In Kyoto, Japan a sculptural volume assumes an intriguing presence in the suburb context of Muko. A two-story building stands perfectly disguised behind a wall of concrete vertical bars with a total floor area of 100sqm. This sort of formal mask contributes to its enigmatic appearance while creating the perfect filter from the street. Actually, the main facade curves around the south-east edge of the building to track the shape of a road running alongside.
Two-story high windows are positioned between each of the concrete vertical bars allowing natural light to filter through the wall, casting a diversity of shadows across the interiors on different time of day. The absence of boundaries between site and street give space to a more liberal connection to House in Muko.
The front door is placed beyond the last concrete wall and leads into an open-plan living and dining area that occupies most of the ground floor. A small bedroom sits at the back of this space and is completely filled by a double size bed, but inhabitants can turn this tiny compartment into an extension of the living room with a set of sliding partitions.
A staircase leads up to the children’s bedroom on the first floor where a balcony overlooks the level below.
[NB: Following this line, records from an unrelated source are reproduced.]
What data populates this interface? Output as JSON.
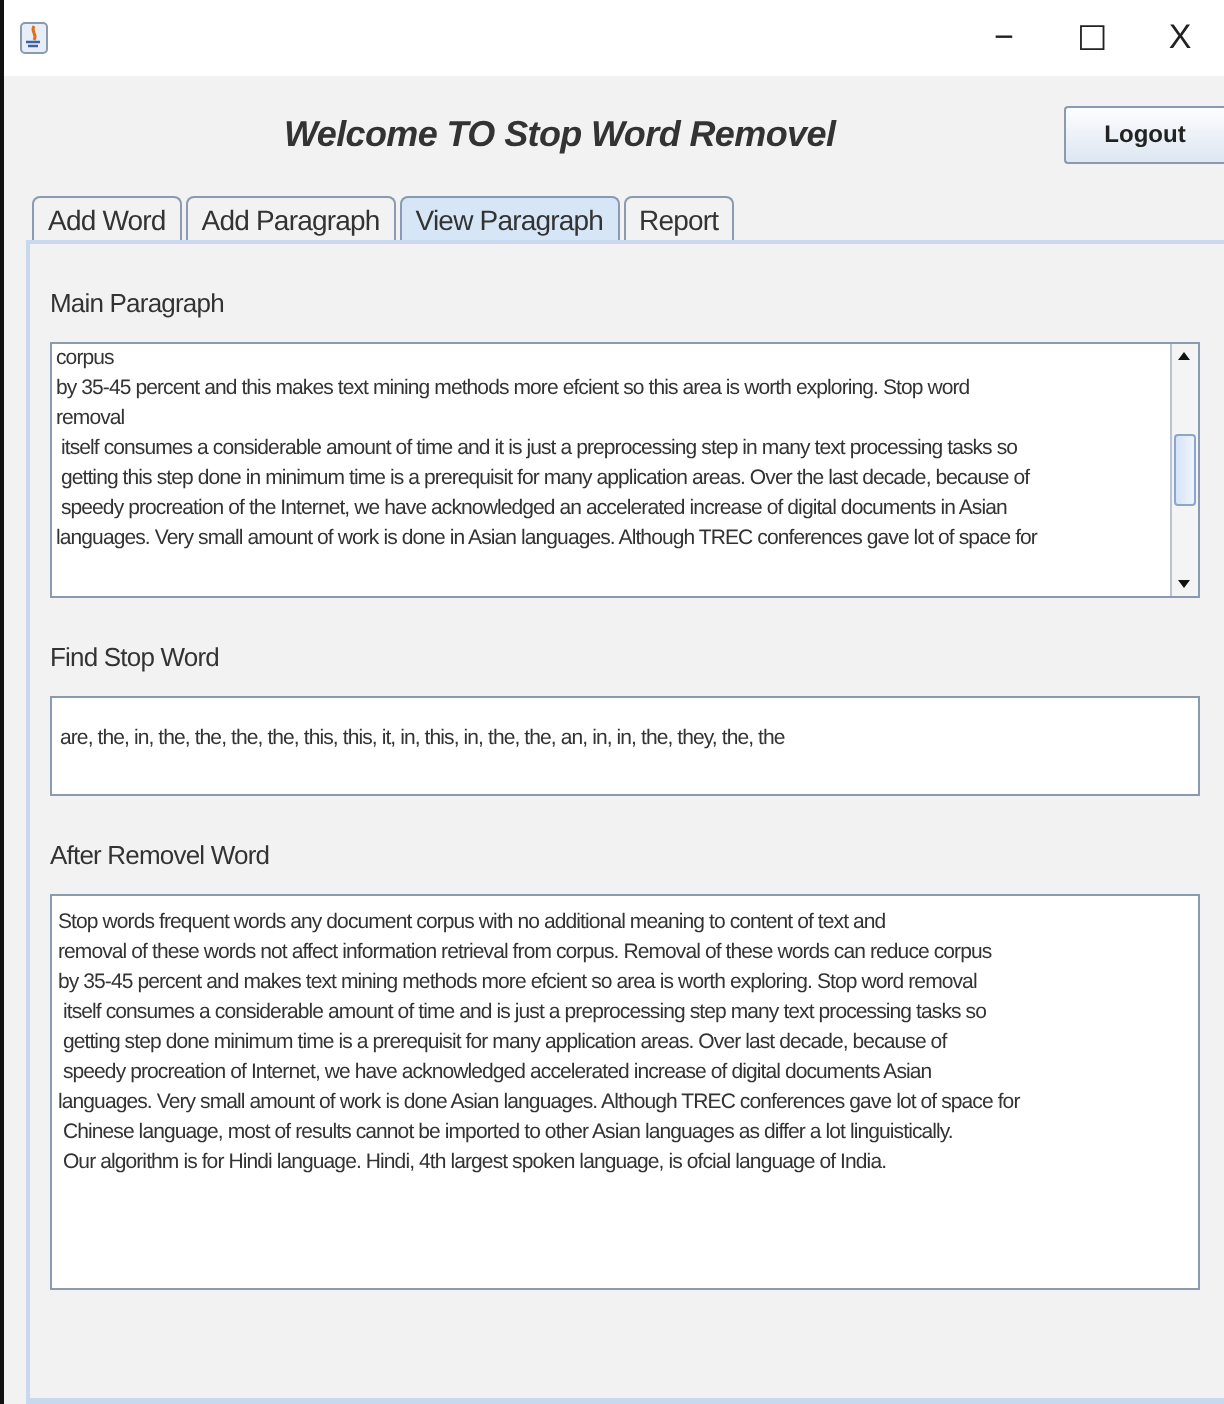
{
  "window": {
    "controls": [
      "−",
      "☐",
      "X"
    ]
  },
  "header": {
    "title": "Welcome TO Stop Word Removel",
    "logout_button": "Logout"
  },
  "tabs": [
    {
      "label": "Add Word",
      "selected": false
    },
    {
      "label": "Add Paragraph",
      "selected": false
    },
    {
      "label": "View Paragraph",
      "selected": true
    },
    {
      "label": "Report",
      "selected": false
    }
  ],
  "main_paragraph": {
    "label": "Main Paragraph",
    "lines": [
      "corpus",
      "by 35-45 percent and this makes text mining methods more efcient so this area is worth exploring. Stop word",
      "removal",
      " itself consumes a considerable amount of time and it is just a preprocessing step in many text processing tasks so",
      " getting this step done in minimum time is a prerequisit for many application areas. Over the last decade, because of",
      " speedy procreation of the Internet, we have acknowledged an accelerated increase of digital documents in Asian",
      "languages. Very small amount of work is done in Asian languages. Although TREC conferences gave lot of space for"
    ]
  },
  "find_stop_word": {
    "label": "Find Stop Word",
    "value": "are, the, in, the, the, the, the, this, this, it, in, this, in, the, the, an, in, in, the, they, the, the"
  },
  "after_removel_word": {
    "label": "After Removel Word",
    "lines": [
      "Stop words frequent words any document corpus with no additional meaning to content of text and",
      "removal of these words not affect information retrieval from corpus. Removal of these words can reduce corpus",
      "by 35-45 percent and makes text mining methods more efcient so area is worth exploring. Stop word removal",
      " itself consumes a considerable amount of time and is just a preprocessing step many text processing tasks so",
      " getting step done minimum time is a prerequisit for many application areas. Over last decade, because of",
      " speedy procreation of Internet, we have acknowledged accelerated increase of digital documents Asian",
      "languages. Very small amount of work is done Asian languages. Although TREC conferences gave lot of space for",
      " Chinese language, most of results cannot be imported to other Asian languages as differ a lot linguistically.",
      " Our algorithm is for Hindi language. Hindi, 4th largest spoken language, is ofcial language of India."
    ]
  }
}
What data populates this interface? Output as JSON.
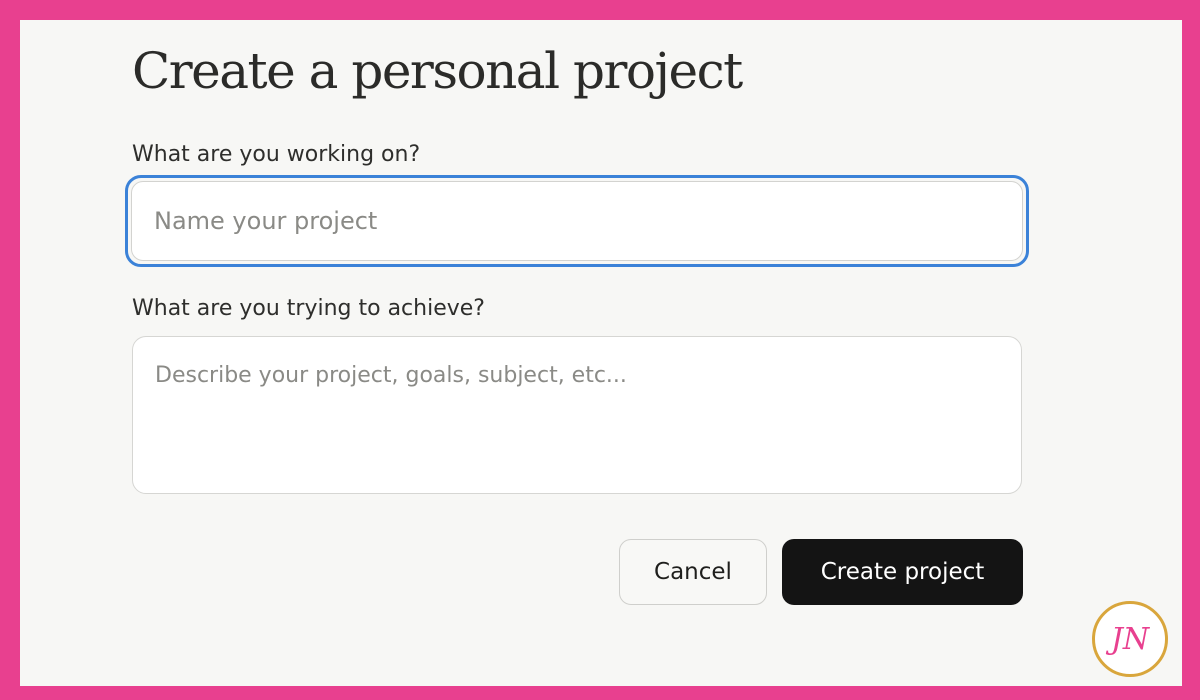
{
  "dialog": {
    "title": "Create a personal project",
    "name_field": {
      "label": "What are you working on?",
      "placeholder": "Name your project",
      "value": ""
    },
    "goal_field": {
      "label": "What are you trying to achieve?",
      "placeholder": "Describe your project, goals, subject, etc...",
      "value": ""
    },
    "buttons": {
      "cancel": "Cancel",
      "create": "Create project"
    }
  },
  "colors": {
    "frame": "#e8408f",
    "panel": "#f7f7f5",
    "focus_ring": "#3b82d8",
    "primary_button": "#141414",
    "logo_ring": "#d9a63c"
  },
  "logo": {
    "icon": "jn-monogram-logo",
    "text": "JN"
  }
}
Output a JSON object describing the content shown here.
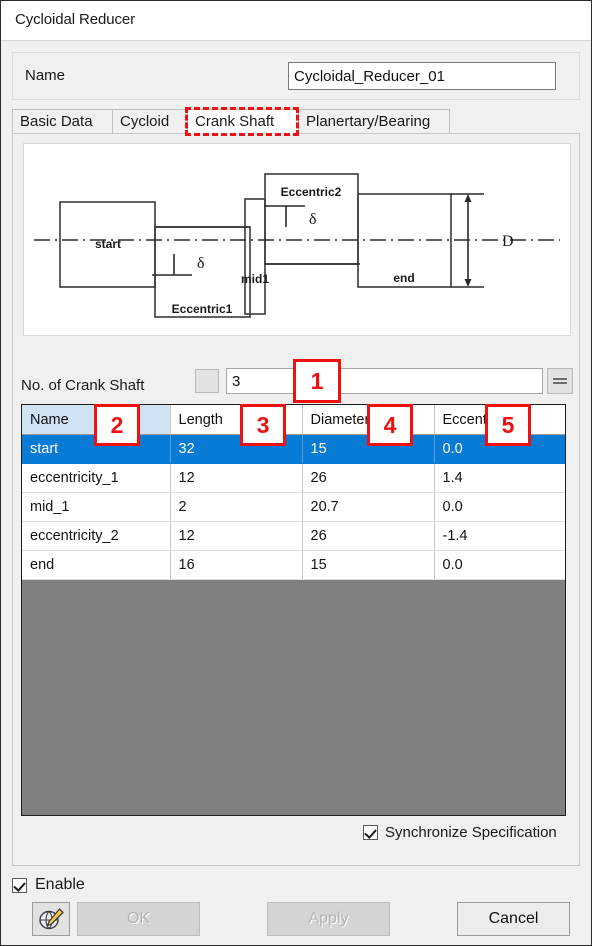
{
  "window": {
    "title": "Cycloidal Reducer"
  },
  "name_group": {
    "label": "Name",
    "value": "Cycloidal_Reducer_01",
    "placeholder": ""
  },
  "tabs": [
    {
      "label": "Basic Data",
      "active": false
    },
    {
      "label": "Cycloid",
      "active": false
    },
    {
      "label": "Crank Shaft",
      "active": true
    },
    {
      "label": "Planertary/Bearing",
      "active": false
    }
  ],
  "diagram": {
    "labels": {
      "start": "start",
      "eccentric1": "Eccentric1",
      "mid1": "mid1",
      "eccentric2": "Eccentric2",
      "end": "end",
      "delta1": "δ",
      "delta2": "δ",
      "diameter": "D"
    }
  },
  "crank_shaft_count": {
    "label": "No. of Crank Shaft",
    "value": "3",
    "equals_button_label": "=",
    "small_button_label": ""
  },
  "table": {
    "columns": [
      "Name",
      "Length",
      "Diameter",
      "Eccentricity"
    ],
    "selected_column": "Name",
    "rows": [
      {
        "name": "start",
        "length": "32",
        "diameter": "15",
        "eccentricity": "0.0",
        "selected": true
      },
      {
        "name": "eccentricity_1",
        "length": "12",
        "diameter": "26",
        "eccentricity": "1.4",
        "selected": false
      },
      {
        "name": "mid_1",
        "length": "2",
        "diameter": "20.7",
        "eccentricity": "0.0",
        "selected": false
      },
      {
        "name": "eccentricity_2",
        "length": "12",
        "diameter": "26",
        "eccentricity": "-1.4",
        "selected": false
      },
      {
        "name": "end",
        "length": "16",
        "diameter": "15",
        "eccentricity": "0.0",
        "selected": false
      }
    ]
  },
  "sync_checkbox": {
    "label": "Synchronize Specification",
    "checked": true
  },
  "enable_checkbox": {
    "label": "Enable",
    "checked": true
  },
  "buttons": {
    "ok": "OK",
    "apply": "Apply",
    "cancel": "Cancel",
    "icon": "globe-pencil-icon"
  },
  "annotations": [
    {
      "number": "1"
    },
    {
      "number": "2"
    },
    {
      "number": "3"
    },
    {
      "number": "4"
    },
    {
      "number": "5"
    }
  ],
  "colors": {
    "selection_blue": "#0a7bd4",
    "selected_header_blue": "#cfe3f5",
    "annotation_red": "#ee1111",
    "table_backdrop_grey": "#808080"
  }
}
Last, but not the least, another staircase gives access to the bathroom and washroom and ends its journey in a magnificent rooftop terrace. All is clad in white in-and-out this enigmatic building, only wood interrupts this constant premise, standing warmly present in structural elements, pavements and furniture.
Architects: FujiwaraMuro Architects
Photography: Toshiyuki Yano